(Records provided Opens)

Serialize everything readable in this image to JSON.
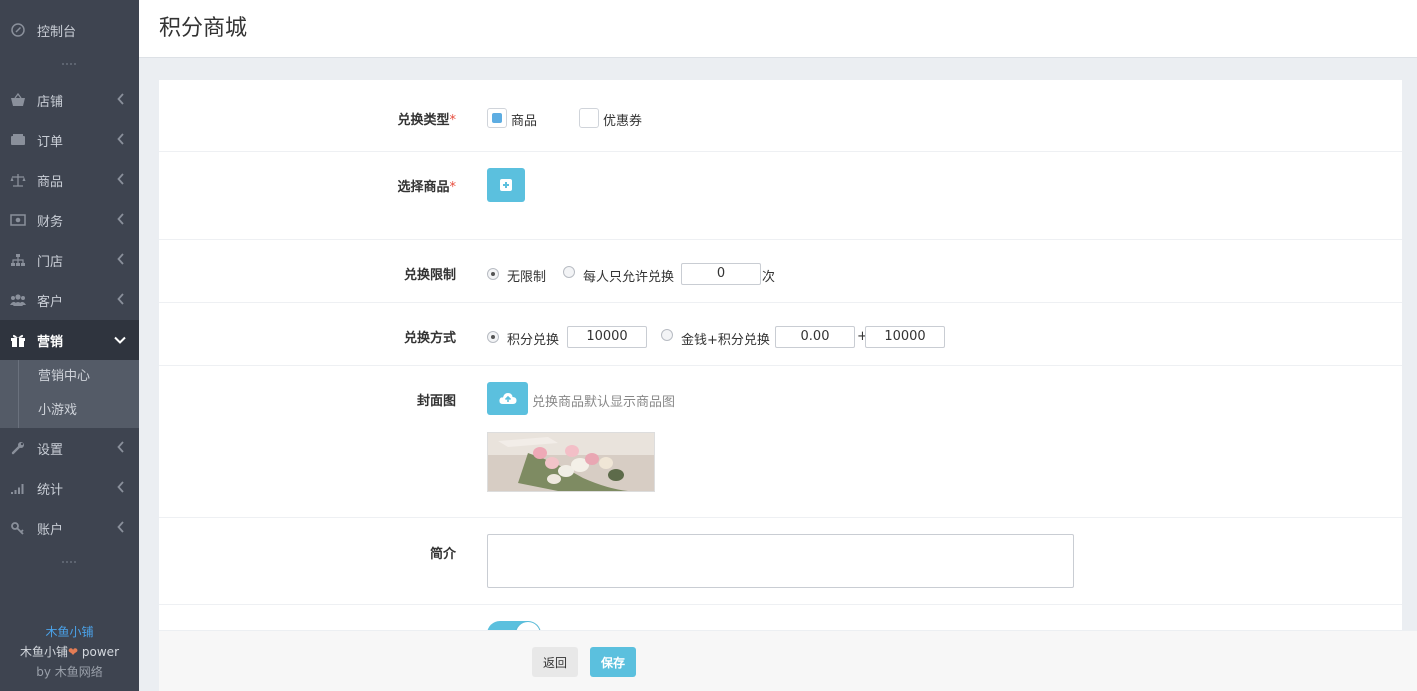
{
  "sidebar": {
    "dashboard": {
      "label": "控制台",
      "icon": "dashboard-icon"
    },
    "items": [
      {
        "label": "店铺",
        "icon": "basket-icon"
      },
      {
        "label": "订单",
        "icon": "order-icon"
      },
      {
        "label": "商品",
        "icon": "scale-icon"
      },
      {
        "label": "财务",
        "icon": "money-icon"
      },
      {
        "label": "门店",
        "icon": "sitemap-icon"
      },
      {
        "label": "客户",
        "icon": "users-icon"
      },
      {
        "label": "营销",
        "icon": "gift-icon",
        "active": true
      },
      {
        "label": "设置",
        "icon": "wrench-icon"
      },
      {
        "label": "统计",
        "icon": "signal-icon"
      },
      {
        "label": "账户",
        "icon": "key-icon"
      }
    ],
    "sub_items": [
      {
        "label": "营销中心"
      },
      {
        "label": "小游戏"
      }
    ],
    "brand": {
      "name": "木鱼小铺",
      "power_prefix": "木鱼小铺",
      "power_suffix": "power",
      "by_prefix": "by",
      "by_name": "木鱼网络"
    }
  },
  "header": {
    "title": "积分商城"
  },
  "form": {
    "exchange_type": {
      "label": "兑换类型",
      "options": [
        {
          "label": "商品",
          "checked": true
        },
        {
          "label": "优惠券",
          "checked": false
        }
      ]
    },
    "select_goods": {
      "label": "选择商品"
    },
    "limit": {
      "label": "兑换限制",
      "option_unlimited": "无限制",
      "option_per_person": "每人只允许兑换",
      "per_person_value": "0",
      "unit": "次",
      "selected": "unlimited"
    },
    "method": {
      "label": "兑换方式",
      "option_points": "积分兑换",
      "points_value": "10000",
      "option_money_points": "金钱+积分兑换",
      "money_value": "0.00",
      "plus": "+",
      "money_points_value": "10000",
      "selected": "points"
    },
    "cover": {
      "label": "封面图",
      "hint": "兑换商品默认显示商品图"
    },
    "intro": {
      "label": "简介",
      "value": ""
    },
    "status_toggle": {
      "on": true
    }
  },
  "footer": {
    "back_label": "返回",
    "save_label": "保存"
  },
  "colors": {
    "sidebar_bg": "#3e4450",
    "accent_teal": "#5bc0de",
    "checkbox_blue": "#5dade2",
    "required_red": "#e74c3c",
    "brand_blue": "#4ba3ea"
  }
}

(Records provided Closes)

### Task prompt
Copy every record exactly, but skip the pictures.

### Task answer
Serialize everything readable in this image to JSON.
{
  "sidebar": {
    "dashboard": {
      "label": "控制台",
      "icon": "dashboard-icon"
    },
    "items": [
      {
        "label": "店铺",
        "icon": "basket-icon"
      },
      {
        "label": "订单",
        "icon": "order-icon"
      },
      {
        "label": "商品",
        "icon": "scale-icon"
      },
      {
        "label": "财务",
        "icon": "money-icon"
      },
      {
        "label": "门店",
        "icon": "sitemap-icon"
      },
      {
        "label": "客户",
        "icon": "users-icon"
      },
      {
        "label": "营销",
        "icon": "gift-icon",
        "active": true
      },
      {
        "label": "设置",
        "icon": "wrench-icon"
      },
      {
        "label": "统计",
        "icon": "signal-icon"
      },
      {
        "label": "账户",
        "icon": "key-icon"
      }
    ],
    "sub_items": [
      {
        "label": "营销中心"
      },
      {
        "label": "小游戏"
      }
    ],
    "brand": {
      "name": "木鱼小铺",
      "power_prefix": "木鱼小铺",
      "power_suffix": "power",
      "by_prefix": "by",
      "by_name": "木鱼网络"
    }
  },
  "header": {
    "title": "积分商城"
  },
  "form": {
    "exchange_type": {
      "label": "兑换类型",
      "options": [
        {
          "label": "商品",
          "checked": true
        },
        {
          "label": "优惠券",
          "checked": false
        }
      ]
    },
    "select_goods": {
      "label": "选择商品"
    },
    "limit": {
      "label": "兑换限制",
      "option_unlimited": "无限制",
      "option_per_person": "每人只允许兑换",
      "per_person_value": "0",
      "unit": "次",
      "selected": "unlimited"
    },
    "method": {
      "label": "兑换方式",
      "option_points": "积分兑换",
      "points_value": "10000",
      "option_money_points": "金钱+积分兑换",
      "money_value": "0.00",
      "plus": "+",
      "money_points_value": "10000",
      "selected": "points"
    },
    "cover": {
      "label": "封面图",
      "hint": "兑换商品默认显示商品图"
    },
    "intro": {
      "label": "简介",
      "value": ""
    },
    "status_toggle": {
      "on": true
    }
  },
  "footer": {
    "back_label": "返回",
    "save_label": "保存"
  },
  "colors": {
    "sidebar_bg": "#3e4450",
    "accent_teal": "#5bc0de",
    "checkbox_blue": "#5dade2",
    "required_red": "#e74c3c",
    "brand_blue": "#4ba3ea"
  }
}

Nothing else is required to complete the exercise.